# WHAT THE TASK ASKS
Write out the records again, exactly, leaving none out.

# DATASET ENTRIES
Segment Open
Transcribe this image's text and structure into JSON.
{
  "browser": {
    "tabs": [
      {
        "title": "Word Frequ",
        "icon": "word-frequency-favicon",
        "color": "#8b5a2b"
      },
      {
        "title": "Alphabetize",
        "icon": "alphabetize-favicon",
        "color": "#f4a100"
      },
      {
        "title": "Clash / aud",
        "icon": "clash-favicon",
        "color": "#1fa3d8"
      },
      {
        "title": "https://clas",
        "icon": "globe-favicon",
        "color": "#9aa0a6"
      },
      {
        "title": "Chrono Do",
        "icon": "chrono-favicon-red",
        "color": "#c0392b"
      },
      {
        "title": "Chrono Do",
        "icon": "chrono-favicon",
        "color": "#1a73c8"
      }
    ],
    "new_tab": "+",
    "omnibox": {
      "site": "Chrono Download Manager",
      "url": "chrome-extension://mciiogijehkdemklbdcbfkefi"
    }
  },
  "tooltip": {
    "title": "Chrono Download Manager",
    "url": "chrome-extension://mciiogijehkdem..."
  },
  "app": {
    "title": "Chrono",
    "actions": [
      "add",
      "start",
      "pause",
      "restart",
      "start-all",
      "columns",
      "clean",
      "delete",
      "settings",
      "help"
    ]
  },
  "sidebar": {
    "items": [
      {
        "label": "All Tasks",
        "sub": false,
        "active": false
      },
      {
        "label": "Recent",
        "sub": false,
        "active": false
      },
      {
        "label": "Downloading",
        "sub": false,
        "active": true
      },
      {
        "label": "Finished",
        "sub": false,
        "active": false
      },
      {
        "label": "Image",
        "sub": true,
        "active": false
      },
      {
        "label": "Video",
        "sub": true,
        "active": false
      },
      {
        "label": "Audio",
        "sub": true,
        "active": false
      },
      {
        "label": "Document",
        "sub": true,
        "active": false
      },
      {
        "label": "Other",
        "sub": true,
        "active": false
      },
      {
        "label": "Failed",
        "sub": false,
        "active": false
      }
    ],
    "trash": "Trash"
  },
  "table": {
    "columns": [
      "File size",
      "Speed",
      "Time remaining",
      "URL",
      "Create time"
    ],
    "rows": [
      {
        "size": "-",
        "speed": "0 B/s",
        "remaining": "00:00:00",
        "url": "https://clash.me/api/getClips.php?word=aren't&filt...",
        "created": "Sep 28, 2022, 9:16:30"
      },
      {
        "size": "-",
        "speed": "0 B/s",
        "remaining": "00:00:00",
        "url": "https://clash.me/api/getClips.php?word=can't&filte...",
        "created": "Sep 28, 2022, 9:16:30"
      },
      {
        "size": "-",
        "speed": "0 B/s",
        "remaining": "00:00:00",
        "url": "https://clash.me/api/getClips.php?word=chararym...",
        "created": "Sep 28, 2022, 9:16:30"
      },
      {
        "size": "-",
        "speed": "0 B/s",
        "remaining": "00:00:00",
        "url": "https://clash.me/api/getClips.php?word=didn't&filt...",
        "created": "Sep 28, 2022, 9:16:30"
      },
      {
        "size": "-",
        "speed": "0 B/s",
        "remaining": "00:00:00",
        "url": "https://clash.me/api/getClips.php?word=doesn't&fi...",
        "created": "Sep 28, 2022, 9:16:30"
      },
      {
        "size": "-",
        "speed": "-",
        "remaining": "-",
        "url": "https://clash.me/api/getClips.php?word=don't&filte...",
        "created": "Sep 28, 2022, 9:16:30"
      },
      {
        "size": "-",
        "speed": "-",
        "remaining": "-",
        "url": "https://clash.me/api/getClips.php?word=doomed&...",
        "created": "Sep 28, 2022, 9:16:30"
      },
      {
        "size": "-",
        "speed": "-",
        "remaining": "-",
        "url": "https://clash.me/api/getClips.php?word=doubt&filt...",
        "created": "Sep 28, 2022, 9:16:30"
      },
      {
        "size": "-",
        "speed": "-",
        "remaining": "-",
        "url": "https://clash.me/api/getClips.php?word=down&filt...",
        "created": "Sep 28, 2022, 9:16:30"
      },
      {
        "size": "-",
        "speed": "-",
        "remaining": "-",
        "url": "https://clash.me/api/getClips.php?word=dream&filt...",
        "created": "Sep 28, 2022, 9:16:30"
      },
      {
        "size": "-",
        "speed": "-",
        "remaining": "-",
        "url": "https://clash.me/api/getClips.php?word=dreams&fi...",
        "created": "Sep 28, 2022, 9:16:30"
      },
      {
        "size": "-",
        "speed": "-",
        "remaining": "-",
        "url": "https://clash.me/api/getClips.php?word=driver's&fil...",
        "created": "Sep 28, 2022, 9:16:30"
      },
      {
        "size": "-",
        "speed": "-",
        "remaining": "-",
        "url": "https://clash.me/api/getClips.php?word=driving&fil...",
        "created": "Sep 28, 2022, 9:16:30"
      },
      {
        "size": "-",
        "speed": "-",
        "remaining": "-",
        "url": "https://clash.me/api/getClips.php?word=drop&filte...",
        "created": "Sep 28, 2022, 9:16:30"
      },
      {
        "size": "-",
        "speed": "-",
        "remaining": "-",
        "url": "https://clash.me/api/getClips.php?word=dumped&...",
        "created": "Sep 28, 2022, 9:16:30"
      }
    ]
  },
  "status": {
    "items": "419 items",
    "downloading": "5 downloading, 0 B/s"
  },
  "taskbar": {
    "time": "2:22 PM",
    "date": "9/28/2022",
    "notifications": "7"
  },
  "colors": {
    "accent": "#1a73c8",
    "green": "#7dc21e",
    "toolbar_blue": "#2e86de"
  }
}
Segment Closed
# TASK OUTPUT
Transcribe this image's text and structure into JSON.
{
  "browser": {
    "tabs": [
      {
        "title": "Word Frequ",
        "icon": "word-frequency-favicon",
        "color": "#8b5a2b"
      },
      {
        "title": "Alphabetize",
        "icon": "alphabetize-favicon",
        "color": "#f4a100"
      },
      {
        "title": "Clash / aud",
        "icon": "clash-favicon",
        "color": "#1fa3d8"
      },
      {
        "title": "https://clas",
        "icon": "globe-favicon",
        "color": "#9aa0a6"
      },
      {
        "title": "Chrono Do",
        "icon": "chrono-favicon-red",
        "color": "#c0392b"
      },
      {
        "title": "Chrono Do",
        "icon": "chrono-favicon",
        "color": "#1a73c8"
      }
    ],
    "new_tab": "+",
    "omnibox": {
      "site": "Chrono Download Manager",
      "url": "chrome-extension://mciiogijehkdemklbdcbfkefi"
    }
  },
  "tooltip": {
    "title": "Chrono Download Manager",
    "url": "chrome-extension://mciiogijehkdem..."
  },
  "app": {
    "title": "Chrono",
    "actions": [
      "add",
      "start",
      "pause",
      "restart",
      "start-all",
      "columns",
      "clean",
      "delete",
      "settings",
      "help"
    ]
  },
  "sidebar": {
    "items": [
      {
        "label": "All Tasks",
        "sub": false,
        "active": false
      },
      {
        "label": "Recent",
        "sub": false,
        "active": false
      },
      {
        "label": "Downloading",
        "sub": false,
        "active": true
      },
      {
        "label": "Finished",
        "sub": false,
        "active": false
      },
      {
        "label": "Image",
        "sub": true,
        "active": false
      },
      {
        "label": "Video",
        "sub": true,
        "active": false
      },
      {
        "label": "Audio",
        "sub": true,
        "active": false
      },
      {
        "label": "Document",
        "sub": true,
        "active": false
      },
      {
        "label": "Other",
        "sub": true,
        "active": false
      },
      {
        "label": "Failed",
        "sub": false,
        "active": false
      }
    ],
    "trash": "Trash"
  },
  "table": {
    "columns": [
      "File size",
      "Speed",
      "Time remaining",
      "URL",
      "Create time"
    ],
    "rows": [
      {
        "size": "-",
        "speed": "0 B/s",
        "remaining": "00:00:00",
        "url": "https://clash.me/api/getClips.php?word=aren't&filt...",
        "created": "Sep 28, 2022, 9:16:30"
      },
      {
        "size": "-",
        "speed": "0 B/s",
        "remaining": "00:00:00",
        "url": "https://clash.me/api/getClips.php?word=can't&filte...",
        "created": "Sep 28, 2022, 9:16:30"
      },
      {
        "size": "-",
        "speed": "0 B/s",
        "remaining": "00:00:00",
        "url": "https://clash.me/api/getClips.php?word=chararym...",
        "created": "Sep 28, 2022, 9:16:30"
      },
      {
        "size": "-",
        "speed": "0 B/s",
        "remaining": "00:00:00",
        "url": "https://clash.me/api/getClips.php?word=didn't&filt...",
        "created": "Sep 28, 2022, 9:16:30"
      },
      {
        "size": "-",
        "speed": "0 B/s",
        "remaining": "00:00:00",
        "url": "https://clash.me/api/getClips.php?word=doesn't&fi...",
        "created": "Sep 28, 2022, 9:16:30"
      },
      {
        "size": "-",
        "speed": "-",
        "remaining": "-",
        "url": "https://clash.me/api/getClips.php?word=don't&filte...",
        "created": "Sep 28, 2022, 9:16:30"
      },
      {
        "size": "-",
        "speed": "-",
        "remaining": "-",
        "url": "https://clash.me/api/getClips.php?word=doomed&...",
        "created": "Sep 28, 2022, 9:16:30"
      },
      {
        "size": "-",
        "speed": "-",
        "remaining": "-",
        "url": "https://clash.me/api/getClips.php?word=doubt&filt...",
        "created": "Sep 28, 2022, 9:16:30"
      },
      {
        "size": "-",
        "speed": "-",
        "remaining": "-",
        "url": "https://clash.me/api/getClips.php?word=down&filt...",
        "created": "Sep 28, 2022, 9:16:30"
      },
      {
        "size": "-",
        "speed": "-",
        "remaining": "-",
        "url": "https://clash.me/api/getClips.php?word=dream&filt...",
        "created": "Sep 28, 2022, 9:16:30"
      },
      {
        "size": "-",
        "speed": "-",
        "remaining": "-",
        "url": "https://clash.me/api/getClips.php?word=dreams&fi...",
        "created": "Sep 28, 2022, 9:16:30"
      },
      {
        "size": "-",
        "speed": "-",
        "remaining": "-",
        "url": "https://clash.me/api/getClips.php?word=driver's&fil...",
        "created": "Sep 28, 2022, 9:16:30"
      },
      {
        "size": "-",
        "speed": "-",
        "remaining": "-",
        "url": "https://clash.me/api/getClips.php?word=driving&fil...",
        "created": "Sep 28, 2022, 9:16:30"
      },
      {
        "size": "-",
        "speed": "-",
        "remaining": "-",
        "url": "https://clash.me/api/getClips.php?word=drop&filte...",
        "created": "Sep 28, 2022, 9:16:30"
      },
      {
        "size": "-",
        "speed": "-",
        "remaining": "-",
        "url": "https://clash.me/api/getClips.php?word=dumped&...",
        "created": "Sep 28, 2022, 9:16:30"
      }
    ]
  },
  "status": {
    "items": "419 items",
    "downloading": "5 downloading, 0 B/s"
  },
  "taskbar": {
    "time": "2:22 PM",
    "date": "9/28/2022",
    "notifications": "7"
  },
  "colors": {
    "accent": "#1a73c8",
    "green": "#7dc21e",
    "toolbar_blue": "#2e86de"
  }
}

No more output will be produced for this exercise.